What is a Relocation Policy and How to Handle Employee Relocation

What is a Relocation Policy and How to Handle Employee Relocation

Lots of employers have the option to relocate existing employees or new hires as part of the process of filling specific roles within the organization.

To achieve this effectively, a relocation policy is often formulated and put into practice. This has significant ramifications for the business as a whole, as well as for the employees who experience its impact.

Because of the significant influence, a relocation policy can have over everything from job satisfaction to productivity, here is a look at the ins and outs of what a contemporary policy should offer and how best to handle the relocation process itself.

The basics of a Relocation Policy

For most, employee relocation involves a whole lot of administrative challenges, as well as financial burdens to bear and logistical hurdles to overcome. The purpose of a relocation policy should be to streamline this as much as possible, and also formalize the steps that will be taken by an employer to steward them through it all.

While each policy can be entirely tailored to the needs of a business, there are a few standard inclusions that are often featured across the board. For example, plenty of policies will cover the expenses involved with moving household goods, transporting the employee and their families, and providing accommodation either on a short or long-term basis depending on the nature of the job and the location.

A policy should also be flexible enough to accommodate the unique circumstances of individual employees. This might mean providing employment assistance for the spouse of an employee who is in a relationship or help with finding schools for children.

Another factor is the need to ensure that an employee can integrate successfully with their new community, as barriers of language and culture can lead to dissatisfaction and a host of other issues post-relocation. Assistance offered by an employer will be much appreciated and should be considered integral to the success of any relocation policy.


The points to consider

Now you have an idea of what a relocation policy should provide, it is necessary to think carefully about both how to manage the process and, more importantly, when to offer it as an option to employees.

Likewise, if you are currently working for a company and the prospect of relocation comes up, you can also make a decision that will benefit you in the long term if you bear in mind a few of the following factors.

First and foremost, it is vital to work out whether or not an employee is a suitable candidate for relocation, as there are all sorts of stresses and strains associated with moving to another country or a distant region in the same country. As such not every employee will be a good fit for this, and they need to be made aware of the challenges and hurdles upfront, as well as the steps an organization will take to support them.

Secondly, you need to look into the tax implications of sending someone to work overseas, and also whether a specific employee will be legally allowed to work in a given region. Most foreign nationals will need work visas to fulfil a professional role after arrival, and different countries have their approaches to accepting skilled workers from elsewhere.

Last but not least, the length of the relocation contract should be determined before making any commitment, as in most cases the move may not be permanent, and so it is useful for an employee and the employer to know exactly how long this arrangement will last for, to help with planning and budgeting, amongst other things.

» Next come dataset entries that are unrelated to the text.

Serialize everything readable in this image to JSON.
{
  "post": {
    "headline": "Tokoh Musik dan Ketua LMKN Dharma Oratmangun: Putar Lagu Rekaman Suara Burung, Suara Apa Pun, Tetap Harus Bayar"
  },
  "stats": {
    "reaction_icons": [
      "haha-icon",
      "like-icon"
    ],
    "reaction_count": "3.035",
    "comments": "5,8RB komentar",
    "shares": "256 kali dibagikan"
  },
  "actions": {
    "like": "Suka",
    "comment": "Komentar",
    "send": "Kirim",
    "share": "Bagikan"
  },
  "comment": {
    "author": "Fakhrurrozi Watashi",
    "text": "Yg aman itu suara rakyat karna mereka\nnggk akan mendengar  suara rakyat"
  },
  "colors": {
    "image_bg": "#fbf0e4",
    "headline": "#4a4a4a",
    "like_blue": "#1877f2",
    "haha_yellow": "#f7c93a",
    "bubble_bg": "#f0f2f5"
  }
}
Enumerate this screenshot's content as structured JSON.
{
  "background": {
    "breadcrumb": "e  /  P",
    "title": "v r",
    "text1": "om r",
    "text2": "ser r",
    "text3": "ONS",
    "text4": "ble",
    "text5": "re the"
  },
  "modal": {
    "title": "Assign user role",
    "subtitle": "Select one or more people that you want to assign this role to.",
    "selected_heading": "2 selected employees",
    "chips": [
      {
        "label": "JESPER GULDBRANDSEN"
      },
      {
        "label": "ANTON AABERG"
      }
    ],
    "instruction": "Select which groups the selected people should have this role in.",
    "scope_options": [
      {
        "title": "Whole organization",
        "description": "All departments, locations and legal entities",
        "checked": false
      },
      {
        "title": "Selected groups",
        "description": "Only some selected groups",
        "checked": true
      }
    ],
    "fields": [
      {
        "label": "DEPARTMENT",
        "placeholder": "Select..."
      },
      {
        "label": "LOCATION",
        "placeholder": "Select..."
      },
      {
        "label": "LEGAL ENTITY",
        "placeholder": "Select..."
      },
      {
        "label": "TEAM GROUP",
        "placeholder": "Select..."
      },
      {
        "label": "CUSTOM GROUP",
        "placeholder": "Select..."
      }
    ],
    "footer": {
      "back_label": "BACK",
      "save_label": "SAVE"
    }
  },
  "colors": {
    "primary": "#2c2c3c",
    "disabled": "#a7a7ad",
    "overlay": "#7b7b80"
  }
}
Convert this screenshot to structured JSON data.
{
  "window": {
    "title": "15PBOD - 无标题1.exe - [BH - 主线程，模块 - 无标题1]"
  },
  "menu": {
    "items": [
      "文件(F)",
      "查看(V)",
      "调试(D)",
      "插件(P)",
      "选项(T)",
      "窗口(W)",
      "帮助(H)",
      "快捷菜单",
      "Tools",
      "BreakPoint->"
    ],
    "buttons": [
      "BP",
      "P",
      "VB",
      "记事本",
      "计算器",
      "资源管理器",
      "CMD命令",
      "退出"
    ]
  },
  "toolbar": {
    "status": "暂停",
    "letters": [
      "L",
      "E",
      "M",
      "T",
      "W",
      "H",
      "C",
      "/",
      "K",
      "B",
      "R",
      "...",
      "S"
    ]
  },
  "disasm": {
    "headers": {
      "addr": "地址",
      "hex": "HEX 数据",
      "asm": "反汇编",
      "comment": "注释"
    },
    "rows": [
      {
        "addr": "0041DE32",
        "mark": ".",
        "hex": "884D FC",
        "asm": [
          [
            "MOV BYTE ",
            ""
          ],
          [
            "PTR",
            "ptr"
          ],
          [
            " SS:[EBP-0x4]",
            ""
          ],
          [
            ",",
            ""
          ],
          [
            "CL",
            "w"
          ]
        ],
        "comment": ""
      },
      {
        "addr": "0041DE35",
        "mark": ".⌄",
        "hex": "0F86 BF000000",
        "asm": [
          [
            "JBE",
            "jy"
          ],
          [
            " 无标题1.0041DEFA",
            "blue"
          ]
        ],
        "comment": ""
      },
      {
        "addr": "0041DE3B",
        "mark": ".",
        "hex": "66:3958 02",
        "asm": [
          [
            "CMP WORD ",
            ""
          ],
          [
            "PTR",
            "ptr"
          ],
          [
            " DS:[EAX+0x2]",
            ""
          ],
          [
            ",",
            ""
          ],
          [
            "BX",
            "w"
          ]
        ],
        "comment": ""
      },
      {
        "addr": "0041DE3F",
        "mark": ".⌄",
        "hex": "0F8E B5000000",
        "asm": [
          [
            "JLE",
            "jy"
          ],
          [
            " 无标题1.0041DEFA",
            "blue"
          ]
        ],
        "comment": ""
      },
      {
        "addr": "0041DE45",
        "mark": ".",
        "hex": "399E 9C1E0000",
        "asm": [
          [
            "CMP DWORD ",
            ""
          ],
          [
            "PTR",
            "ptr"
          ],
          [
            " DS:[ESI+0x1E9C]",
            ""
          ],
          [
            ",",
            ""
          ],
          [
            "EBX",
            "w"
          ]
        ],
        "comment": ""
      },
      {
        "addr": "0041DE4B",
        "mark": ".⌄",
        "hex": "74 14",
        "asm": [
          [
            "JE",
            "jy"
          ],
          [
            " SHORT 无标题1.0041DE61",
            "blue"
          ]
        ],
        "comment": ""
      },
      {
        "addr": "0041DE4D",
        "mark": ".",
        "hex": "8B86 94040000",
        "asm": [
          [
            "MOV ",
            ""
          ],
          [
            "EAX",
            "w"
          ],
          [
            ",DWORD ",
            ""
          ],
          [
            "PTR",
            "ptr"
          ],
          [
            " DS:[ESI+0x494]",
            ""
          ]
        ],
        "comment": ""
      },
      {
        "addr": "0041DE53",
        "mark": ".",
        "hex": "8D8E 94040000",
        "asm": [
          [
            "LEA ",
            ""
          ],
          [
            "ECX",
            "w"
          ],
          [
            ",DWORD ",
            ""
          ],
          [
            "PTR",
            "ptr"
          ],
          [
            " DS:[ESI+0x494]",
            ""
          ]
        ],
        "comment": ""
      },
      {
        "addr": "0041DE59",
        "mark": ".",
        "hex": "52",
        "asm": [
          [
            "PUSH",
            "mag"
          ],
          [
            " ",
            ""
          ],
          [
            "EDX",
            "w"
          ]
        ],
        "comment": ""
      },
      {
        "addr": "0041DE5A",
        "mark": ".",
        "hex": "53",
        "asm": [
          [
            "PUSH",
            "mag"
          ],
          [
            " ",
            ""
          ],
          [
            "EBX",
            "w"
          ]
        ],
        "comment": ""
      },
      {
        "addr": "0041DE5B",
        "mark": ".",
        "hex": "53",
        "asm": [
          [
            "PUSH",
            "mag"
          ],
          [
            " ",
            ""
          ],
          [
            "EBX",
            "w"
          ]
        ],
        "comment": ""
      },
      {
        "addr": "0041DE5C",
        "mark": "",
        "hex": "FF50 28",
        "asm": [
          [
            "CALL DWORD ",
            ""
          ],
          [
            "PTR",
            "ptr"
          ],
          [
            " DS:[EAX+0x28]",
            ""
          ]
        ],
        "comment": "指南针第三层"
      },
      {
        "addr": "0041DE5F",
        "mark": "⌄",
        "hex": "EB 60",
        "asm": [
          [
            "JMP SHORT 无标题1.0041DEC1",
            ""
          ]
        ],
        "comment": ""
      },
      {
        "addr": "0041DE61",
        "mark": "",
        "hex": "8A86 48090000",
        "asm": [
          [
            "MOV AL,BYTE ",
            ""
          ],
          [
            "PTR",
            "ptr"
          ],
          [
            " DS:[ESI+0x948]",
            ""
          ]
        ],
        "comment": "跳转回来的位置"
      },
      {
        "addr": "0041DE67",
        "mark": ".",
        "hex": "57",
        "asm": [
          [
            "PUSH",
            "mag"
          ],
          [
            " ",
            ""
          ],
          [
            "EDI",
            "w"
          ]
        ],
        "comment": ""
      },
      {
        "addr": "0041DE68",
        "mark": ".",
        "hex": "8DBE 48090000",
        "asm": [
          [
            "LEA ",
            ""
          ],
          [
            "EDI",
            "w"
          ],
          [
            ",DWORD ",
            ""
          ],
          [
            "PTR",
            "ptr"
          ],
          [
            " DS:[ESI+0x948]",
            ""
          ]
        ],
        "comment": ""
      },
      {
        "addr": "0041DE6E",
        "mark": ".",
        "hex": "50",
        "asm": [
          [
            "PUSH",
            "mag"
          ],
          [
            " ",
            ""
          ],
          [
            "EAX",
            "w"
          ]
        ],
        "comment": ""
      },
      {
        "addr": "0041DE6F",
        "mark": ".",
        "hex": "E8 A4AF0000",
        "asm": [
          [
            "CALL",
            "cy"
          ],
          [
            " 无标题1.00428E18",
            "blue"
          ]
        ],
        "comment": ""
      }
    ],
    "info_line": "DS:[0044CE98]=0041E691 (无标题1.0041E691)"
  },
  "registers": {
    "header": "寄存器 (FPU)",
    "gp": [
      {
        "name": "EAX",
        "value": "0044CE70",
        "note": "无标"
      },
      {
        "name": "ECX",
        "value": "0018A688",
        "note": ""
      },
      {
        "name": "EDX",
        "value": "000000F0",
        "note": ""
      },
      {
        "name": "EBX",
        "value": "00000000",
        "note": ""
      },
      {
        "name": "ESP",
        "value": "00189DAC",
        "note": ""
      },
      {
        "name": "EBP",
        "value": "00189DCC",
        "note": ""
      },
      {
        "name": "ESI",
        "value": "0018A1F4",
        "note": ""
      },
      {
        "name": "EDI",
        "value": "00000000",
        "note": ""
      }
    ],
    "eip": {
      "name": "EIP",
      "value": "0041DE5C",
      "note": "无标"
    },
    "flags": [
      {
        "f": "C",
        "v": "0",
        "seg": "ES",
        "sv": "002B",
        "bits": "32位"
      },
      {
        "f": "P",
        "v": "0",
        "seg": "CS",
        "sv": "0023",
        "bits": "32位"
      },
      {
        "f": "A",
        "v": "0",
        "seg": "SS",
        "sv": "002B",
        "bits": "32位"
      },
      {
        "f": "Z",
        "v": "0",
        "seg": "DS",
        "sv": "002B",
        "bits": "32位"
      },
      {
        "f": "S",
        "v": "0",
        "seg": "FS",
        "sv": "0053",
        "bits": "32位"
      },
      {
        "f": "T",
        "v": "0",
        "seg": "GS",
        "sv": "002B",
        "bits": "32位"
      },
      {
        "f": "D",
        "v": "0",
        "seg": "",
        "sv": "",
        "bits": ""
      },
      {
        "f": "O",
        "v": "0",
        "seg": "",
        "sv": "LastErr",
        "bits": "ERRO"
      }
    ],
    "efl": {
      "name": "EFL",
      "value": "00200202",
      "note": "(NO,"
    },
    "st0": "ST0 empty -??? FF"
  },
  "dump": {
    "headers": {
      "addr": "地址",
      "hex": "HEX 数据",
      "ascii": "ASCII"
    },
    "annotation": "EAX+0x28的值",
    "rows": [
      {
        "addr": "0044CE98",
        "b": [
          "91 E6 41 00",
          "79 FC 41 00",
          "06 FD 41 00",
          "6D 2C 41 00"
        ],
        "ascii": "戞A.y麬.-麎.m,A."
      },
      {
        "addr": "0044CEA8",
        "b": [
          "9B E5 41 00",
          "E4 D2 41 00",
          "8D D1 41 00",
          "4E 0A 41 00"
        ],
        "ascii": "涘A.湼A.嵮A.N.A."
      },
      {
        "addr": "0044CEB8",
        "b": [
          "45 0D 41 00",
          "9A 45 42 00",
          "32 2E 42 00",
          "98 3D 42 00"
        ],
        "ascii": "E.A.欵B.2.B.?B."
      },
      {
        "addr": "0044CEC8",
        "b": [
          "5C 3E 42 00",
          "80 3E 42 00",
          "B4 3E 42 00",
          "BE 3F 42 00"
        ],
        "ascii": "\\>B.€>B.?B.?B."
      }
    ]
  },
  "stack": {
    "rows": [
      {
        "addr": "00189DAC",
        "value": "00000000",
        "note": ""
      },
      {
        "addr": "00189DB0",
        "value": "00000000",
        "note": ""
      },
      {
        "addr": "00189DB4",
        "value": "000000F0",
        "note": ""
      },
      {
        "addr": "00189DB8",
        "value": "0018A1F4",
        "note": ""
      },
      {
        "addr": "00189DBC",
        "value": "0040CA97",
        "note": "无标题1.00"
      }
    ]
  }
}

The nuts and bolts of implementing relocation policies

Once an employer has agreed to relocate an employee and all parties are happy with the arrangement, the actual implementation of those policies and plans will come next.

From a financial perspective, it is better for a business to assign a carefully calculated budget for the relocation itself and to make sure that costs are covered as comprehensively as possible so that employees are not left out of pocket or put in a position where they have to claim back expenses further down the line.

In terms of the actual costs involved, these can vary from a few thousand dollars to close to $100,000, with the most expensive move coming about if the employee is a homeowner and so the sale of a property is on the cards.

Perhaps unsurprisingly, plenty of businesses choose to outsource the relocation process to a third-party firm that is specifically set up to take care of all the paperwork and other insurmountable administrative duties and come with the territory.

If in doubt, consult with experts as either an employer or employee to clear up confusion surrounding relocation policies.